◆ Entries supplied ◆
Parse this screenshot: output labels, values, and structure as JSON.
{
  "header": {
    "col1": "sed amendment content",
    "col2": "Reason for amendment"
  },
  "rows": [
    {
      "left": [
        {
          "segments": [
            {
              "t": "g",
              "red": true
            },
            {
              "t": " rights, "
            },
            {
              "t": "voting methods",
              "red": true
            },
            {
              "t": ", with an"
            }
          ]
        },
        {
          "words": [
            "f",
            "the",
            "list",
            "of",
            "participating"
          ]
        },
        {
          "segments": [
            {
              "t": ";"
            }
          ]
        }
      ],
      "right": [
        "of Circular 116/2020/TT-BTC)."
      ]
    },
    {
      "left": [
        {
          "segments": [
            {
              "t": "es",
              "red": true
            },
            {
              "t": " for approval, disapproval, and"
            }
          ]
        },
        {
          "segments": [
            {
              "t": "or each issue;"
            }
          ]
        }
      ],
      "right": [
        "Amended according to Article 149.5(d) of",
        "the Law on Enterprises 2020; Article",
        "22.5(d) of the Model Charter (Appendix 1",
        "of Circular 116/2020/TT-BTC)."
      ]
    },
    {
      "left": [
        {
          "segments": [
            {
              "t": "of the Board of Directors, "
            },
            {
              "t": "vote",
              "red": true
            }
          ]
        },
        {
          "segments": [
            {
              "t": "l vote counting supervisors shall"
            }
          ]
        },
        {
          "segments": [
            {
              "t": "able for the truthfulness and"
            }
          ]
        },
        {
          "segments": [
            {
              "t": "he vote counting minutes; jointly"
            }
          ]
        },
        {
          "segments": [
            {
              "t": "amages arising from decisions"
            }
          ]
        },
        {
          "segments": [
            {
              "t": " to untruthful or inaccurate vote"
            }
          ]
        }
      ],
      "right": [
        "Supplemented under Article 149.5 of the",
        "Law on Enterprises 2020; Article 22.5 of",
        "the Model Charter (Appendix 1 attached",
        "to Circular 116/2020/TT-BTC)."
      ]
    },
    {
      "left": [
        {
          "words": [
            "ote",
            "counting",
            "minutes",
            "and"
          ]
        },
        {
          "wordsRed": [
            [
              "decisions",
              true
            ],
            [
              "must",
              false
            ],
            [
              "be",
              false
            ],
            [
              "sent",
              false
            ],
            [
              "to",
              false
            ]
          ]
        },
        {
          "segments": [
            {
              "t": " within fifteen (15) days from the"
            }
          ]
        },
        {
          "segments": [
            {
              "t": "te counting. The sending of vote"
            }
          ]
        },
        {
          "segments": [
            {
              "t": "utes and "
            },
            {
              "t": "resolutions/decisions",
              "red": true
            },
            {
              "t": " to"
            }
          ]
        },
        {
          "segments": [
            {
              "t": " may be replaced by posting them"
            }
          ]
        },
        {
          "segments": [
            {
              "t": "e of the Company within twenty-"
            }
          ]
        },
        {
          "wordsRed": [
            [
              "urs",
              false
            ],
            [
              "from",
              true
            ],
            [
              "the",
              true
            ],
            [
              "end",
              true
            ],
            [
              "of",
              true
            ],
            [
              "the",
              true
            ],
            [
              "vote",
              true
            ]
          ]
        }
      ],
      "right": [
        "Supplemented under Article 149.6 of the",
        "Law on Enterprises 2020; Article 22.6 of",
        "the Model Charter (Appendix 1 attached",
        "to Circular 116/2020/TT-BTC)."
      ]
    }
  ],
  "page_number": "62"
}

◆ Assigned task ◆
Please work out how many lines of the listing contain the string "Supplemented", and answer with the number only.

◆ Result of the task ◆
2